▸ TASK OBJECTIVE
Retype the data exactly, so that every line matches the original.
═══ AVAILABLE RECORDS
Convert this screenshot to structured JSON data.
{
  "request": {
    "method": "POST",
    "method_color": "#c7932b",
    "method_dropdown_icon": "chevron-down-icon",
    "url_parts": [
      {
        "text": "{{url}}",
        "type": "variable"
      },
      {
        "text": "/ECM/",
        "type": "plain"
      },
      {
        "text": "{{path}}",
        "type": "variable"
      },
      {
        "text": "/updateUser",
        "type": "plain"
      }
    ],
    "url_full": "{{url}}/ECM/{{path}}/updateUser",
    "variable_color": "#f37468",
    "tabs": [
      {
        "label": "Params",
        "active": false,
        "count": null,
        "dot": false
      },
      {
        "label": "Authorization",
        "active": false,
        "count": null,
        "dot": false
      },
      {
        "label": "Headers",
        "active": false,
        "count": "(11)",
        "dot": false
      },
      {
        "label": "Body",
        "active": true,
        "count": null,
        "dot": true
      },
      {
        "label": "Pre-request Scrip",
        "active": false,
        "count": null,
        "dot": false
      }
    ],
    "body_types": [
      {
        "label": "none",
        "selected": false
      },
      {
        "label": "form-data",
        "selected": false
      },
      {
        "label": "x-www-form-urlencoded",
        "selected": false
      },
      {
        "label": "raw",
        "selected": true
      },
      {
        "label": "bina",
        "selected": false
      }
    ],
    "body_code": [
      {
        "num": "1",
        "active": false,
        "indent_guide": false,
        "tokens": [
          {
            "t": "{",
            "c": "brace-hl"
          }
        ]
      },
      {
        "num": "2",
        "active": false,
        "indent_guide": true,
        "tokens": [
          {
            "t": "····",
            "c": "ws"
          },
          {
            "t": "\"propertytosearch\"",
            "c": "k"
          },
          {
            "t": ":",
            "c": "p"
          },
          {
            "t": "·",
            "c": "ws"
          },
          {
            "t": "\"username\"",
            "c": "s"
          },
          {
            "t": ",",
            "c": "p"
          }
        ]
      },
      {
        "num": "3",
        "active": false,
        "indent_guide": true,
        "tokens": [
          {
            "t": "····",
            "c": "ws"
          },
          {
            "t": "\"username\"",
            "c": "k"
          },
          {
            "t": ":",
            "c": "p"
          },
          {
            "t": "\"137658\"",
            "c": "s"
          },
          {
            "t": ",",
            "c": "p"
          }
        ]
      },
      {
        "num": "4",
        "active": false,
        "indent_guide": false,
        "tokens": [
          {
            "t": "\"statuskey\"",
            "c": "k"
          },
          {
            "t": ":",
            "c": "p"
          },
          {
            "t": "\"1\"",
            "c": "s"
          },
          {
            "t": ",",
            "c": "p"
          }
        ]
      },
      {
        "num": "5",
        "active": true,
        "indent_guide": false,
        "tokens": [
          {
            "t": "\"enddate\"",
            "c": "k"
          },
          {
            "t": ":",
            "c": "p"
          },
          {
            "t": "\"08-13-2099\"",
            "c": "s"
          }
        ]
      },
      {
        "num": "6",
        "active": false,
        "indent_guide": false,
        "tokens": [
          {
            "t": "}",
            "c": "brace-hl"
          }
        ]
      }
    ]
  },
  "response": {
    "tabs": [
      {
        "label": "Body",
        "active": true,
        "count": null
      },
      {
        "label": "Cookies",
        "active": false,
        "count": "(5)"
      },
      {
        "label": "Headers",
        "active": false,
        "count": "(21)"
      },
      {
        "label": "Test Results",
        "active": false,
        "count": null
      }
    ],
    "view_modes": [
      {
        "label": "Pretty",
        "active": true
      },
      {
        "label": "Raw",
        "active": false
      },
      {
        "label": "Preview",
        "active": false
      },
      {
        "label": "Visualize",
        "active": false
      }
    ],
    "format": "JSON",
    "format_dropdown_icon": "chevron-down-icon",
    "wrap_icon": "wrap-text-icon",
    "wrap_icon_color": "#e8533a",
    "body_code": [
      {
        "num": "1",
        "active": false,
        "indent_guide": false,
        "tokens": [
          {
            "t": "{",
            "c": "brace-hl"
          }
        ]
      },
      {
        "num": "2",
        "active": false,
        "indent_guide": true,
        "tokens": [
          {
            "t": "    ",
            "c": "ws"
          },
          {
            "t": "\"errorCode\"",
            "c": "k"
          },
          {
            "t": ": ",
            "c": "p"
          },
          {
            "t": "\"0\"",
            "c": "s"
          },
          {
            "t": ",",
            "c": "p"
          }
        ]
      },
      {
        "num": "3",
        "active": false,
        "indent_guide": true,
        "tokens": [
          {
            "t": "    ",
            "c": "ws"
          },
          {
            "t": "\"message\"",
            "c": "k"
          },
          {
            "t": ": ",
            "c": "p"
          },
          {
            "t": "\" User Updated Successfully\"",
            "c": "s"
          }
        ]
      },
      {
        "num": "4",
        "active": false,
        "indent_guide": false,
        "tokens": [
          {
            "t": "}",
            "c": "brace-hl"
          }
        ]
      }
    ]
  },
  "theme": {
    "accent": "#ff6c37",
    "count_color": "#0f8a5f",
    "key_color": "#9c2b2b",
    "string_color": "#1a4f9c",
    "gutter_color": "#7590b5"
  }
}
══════
▸ FINISHED TASK
Convert this screenshot to structured JSON data.
{
  "request": {
    "method": "POST",
    "method_color": "#c7932b",
    "method_dropdown_icon": "chevron-down-icon",
    "url_parts": [
      {
        "text": "{{url}}",
        "type": "variable"
      },
      {
        "text": "/ECM/",
        "type": "plain"
      },
      {
        "text": "{{path}}",
        "type": "variable"
      },
      {
        "text": "/updateUser",
        "type": "plain"
      }
    ],
    "url_full": "{{url}}/ECM/{{path}}/updateUser",
    "variable_color": "#f37468",
    "tabs": [
      {
        "label": "Params",
        "active": false,
        "count": null,
        "dot": false
      },
      {
        "label": "Authorization",
        "active": false,
        "count": null,
        "dot": false
      },
      {
        "label": "Headers",
        "active": false,
        "count": "(11)",
        "dot": false
      },
      {
        "label": "Body",
        "active": true,
        "count": null,
        "dot": true
      },
      {
        "label": "Pre-request Scrip",
        "active": false,
        "count": null,
        "dot": false
      }
    ],
    "body_types": [
      {
        "label": "none",
        "selected": false
      },
      {
        "label": "form-data",
        "selected": false
      },
      {
        "label": "x-www-form-urlencoded",
        "selected": false
      },
      {
        "label": "raw",
        "selected": true
      },
      {
        "label": "bina",
        "selected": false
      }
    ],
    "body_code": [
      {
        "num": "1",
        "active": false,
        "indent_guide": false,
        "tokens": [
          {
            "t": "{",
            "c": "brace-hl"
          }
        ]
      },
      {
        "num": "2",
        "active": false,
        "indent_guide": true,
        "tokens": [
          {
            "t": "····",
            "c": "ws"
          },
          {
            "t": "\"propertytosearch\"",
            "c": "k"
          },
          {
            "t": ":",
            "c": "p"
          },
          {
            "t": "·",
            "c": "ws"
          },
          {
            "t": "\"username\"",
            "c": "s"
          },
          {
            "t": ",",
            "c": "p"
          }
        ]
      },
      {
        "num": "3",
        "active": false,
        "indent_guide": true,
        "tokens": [
          {
            "t": "····",
            "c": "ws"
          },
          {
            "t": "\"username\"",
            "c": "k"
          },
          {
            "t": ":",
            "c": "p"
          },
          {
            "t": "\"137658\"",
            "c": "s"
          },
          {
            "t": ",",
            "c": "p"
          }
        ]
      },
      {
        "num": "4",
        "active": false,
        "indent_guide": false,
        "tokens": [
          {
            "t": "\"statuskey\"",
            "c": "k"
          },
          {
            "t": ":",
            "c": "p"
          },
          {
            "t": "\"1\"",
            "c": "s"
          },
          {
            "t": ",",
            "c": "p"
          }
        ]
      },
      {
        "num": "5",
        "active": true,
        "indent_guide": false,
        "tokens": [
          {
            "t": "\"enddate\"",
            "c": "k"
          },
          {
            "t": ":",
            "c": "p"
          },
          {
            "t": "\"08-13-2099\"",
            "c": "s"
          }
        ]
      },
      {
        "num": "6",
        "active": false,
        "indent_guide": false,
        "tokens": [
          {
            "t": "}",
            "c": "brace-hl"
          }
        ]
      }
    ]
  },
  "response": {
    "tabs": [
      {
        "label": "Body",
        "active": true,
        "count": null
      },
      {
        "label": "Cookies",
        "active": false,
        "count": "(5)"
      },
      {
        "label": "Headers",
        "active": false,
        "count": "(21)"
      },
      {
        "label": "Test Results",
        "active": false,
        "count": null
      }
    ],
    "view_modes": [
      {
        "label": "Pretty",
        "active": true
      },
      {
        "label": "Raw",
        "active": false
      },
      {
        "label": "Preview",
        "active": false
      },
      {
        "label": "Visualize",
        "active": false
      }
    ],
    "format": "JSON",
    "format_dropdown_icon": "chevron-down-icon",
    "wrap_icon": "wrap-text-icon",
    "wrap_icon_color": "#e8533a",
    "body_code": [
      {
        "num": "1",
        "active": false,
        "indent_guide": false,
        "tokens": [
          {
            "t": "{",
            "c": "brace-hl"
          }
        ]
      },
      {
        "num": "2",
        "active": false,
        "indent_guide": true,
        "tokens": [
          {
            "t": "    ",
            "c": "ws"
          },
          {
            "t": "\"errorCode\"",
            "c": "k"
          },
          {
            "t": ": ",
            "c": "p"
          },
          {
            "t": "\"0\"",
            "c": "s"
          },
          {
            "t": ",",
            "c": "p"
          }
        ]
      },
      {
        "num": "3",
        "active": false,
        "indent_guide": true,
        "tokens": [
          {
            "t": "    ",
            "c": "ws"
          },
          {
            "t": "\"message\"",
            "c": "k"
          },
          {
            "t": ": ",
            "c": "p"
          },
          {
            "t": "\" User Updated Successfully\"",
            "c": "s"
          }
        ]
      },
      {
        "num": "4",
        "active": false,
        "indent_guide": false,
        "tokens": [
          {
            "t": "}",
            "c": "brace-hl"
          }
        ]
      }
    ]
  },
  "theme": {
    "accent": "#ff6c37",
    "count_color": "#0f8a5f",
    "key_color": "#9c2b2b",
    "string_color": "#1a4f9c",
    "gutter_color": "#7590b5"
  }
}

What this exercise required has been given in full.